Workshop in Biostatistics

DATE: January 28, 2016
TIME: 1:30 - 3:00 pm
LOCATION: Medical School Office Building, Rm x303
TITLE: Harnessing the unseen for next generation population genomics and epigenomics
SPEAKER: James Zou
Microsoft Research New England and MIT, MA      



Sequencing of large human populations has the potential to transform disease diagnosis and treatment. In order to harness the full power of this data avalanche, it is crucial to model and leverage the information and covariates that we do not see. I will illustrate this concept with examples from genomics and epigenomics. I will first discuss a close collaboration with the largest exome sequencing consortium (ExAC), where we have aggregated high-quality protein coding sequences (exomes) of 60K healthy individuals. Even with this large dataset, we can identify only a small fraction of the potentially harmful mutations that exist in the human population, because most of these variants are very rare. We developed a new algorithm that leverages the sequenced individuals to accurately infer statistical properties of the unseen genetic variation. This approach has strong mathematical guarantees and provides a unified framework to quantify the natural selection acting on our genome, annotate disease variants, and predict the discovery rate of future sequencing projects.
If time allows, I will describe complementary work to identify changes in the packing and chemical modifications of DNA across individuals—i.e., epigenomic variation—that are associated with diseases.
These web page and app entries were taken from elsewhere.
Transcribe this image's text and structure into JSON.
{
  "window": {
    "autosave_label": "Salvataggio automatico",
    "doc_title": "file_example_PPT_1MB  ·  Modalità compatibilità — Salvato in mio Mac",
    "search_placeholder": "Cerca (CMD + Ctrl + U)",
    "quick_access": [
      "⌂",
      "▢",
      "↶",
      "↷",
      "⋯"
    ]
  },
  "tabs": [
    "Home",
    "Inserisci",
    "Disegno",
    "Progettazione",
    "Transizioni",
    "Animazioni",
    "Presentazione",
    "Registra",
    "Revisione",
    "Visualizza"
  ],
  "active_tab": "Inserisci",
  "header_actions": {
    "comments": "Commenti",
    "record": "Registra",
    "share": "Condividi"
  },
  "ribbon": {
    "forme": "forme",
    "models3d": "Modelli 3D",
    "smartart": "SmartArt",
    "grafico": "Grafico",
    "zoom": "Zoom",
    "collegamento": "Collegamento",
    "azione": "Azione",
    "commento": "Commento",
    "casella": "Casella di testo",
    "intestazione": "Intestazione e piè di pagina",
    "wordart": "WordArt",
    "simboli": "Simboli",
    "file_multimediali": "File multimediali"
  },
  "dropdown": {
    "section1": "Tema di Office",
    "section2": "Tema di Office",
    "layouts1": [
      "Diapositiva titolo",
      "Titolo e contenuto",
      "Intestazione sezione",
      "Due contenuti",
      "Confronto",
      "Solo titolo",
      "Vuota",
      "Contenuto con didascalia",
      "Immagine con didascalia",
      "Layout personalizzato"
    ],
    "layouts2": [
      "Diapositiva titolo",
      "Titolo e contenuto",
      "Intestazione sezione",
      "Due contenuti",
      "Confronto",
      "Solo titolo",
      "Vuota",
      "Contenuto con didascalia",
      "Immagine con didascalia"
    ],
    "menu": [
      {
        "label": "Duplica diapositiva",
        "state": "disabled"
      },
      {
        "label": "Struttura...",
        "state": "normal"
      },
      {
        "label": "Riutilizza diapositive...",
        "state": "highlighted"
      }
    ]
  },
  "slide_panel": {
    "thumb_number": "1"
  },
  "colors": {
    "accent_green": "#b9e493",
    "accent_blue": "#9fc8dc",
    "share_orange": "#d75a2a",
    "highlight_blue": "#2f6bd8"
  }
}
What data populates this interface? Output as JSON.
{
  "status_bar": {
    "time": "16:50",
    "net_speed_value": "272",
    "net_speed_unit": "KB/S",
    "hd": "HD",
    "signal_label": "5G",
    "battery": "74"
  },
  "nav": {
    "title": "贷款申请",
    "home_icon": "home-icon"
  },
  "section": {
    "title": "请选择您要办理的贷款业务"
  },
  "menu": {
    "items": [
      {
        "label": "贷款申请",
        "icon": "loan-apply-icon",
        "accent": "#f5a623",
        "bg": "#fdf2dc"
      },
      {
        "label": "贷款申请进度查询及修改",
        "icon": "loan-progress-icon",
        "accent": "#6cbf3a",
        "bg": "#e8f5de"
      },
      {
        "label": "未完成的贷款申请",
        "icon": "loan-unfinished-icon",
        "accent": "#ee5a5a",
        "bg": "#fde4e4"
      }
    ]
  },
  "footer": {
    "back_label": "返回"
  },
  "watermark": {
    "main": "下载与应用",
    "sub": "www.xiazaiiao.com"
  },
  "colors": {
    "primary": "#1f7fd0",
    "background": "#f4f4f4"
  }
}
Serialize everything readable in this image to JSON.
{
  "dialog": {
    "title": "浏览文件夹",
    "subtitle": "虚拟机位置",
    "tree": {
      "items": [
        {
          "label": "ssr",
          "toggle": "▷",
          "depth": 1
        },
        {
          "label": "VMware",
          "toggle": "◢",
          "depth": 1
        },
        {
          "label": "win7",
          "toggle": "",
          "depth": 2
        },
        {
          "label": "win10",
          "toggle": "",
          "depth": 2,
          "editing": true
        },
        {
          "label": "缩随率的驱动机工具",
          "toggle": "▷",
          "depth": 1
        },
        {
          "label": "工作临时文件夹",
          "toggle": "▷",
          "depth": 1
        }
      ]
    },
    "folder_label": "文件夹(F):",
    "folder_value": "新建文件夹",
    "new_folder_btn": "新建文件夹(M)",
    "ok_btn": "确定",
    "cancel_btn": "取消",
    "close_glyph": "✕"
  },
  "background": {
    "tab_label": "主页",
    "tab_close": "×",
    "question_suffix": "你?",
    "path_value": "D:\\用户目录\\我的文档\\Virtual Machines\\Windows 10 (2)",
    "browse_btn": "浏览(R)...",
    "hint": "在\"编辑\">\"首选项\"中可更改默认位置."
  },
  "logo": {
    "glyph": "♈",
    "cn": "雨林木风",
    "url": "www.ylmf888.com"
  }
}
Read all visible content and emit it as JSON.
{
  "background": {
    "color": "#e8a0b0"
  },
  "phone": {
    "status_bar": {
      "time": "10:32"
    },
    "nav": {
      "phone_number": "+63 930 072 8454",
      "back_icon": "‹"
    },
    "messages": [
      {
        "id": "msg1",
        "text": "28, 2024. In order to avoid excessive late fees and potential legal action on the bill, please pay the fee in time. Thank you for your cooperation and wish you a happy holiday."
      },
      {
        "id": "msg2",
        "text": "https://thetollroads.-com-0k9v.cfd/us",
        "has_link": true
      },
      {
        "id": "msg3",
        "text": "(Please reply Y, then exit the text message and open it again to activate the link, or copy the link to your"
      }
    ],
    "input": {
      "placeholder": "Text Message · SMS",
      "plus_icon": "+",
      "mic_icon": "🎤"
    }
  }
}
This work requires flexible models of unseen covariates, especially of cell-type composition, to make valid statistical estimation.

Joint work with Greg Valiant, Paul Valiant, Daniel MacArthur and Jennifer Listgarten.

Suggested readings:

Zou, et al. (2015)  Quantifying the unobserved protein-coding variants in human populations provides a roadmap for large-scale sequencing projects.   BioRxiv, Cold Spring Harbor Laboratory.

Zout, et al. Epigenome-wide association studies without the need for cell-type composition.  Nature Methods 11, 309-311 (2014).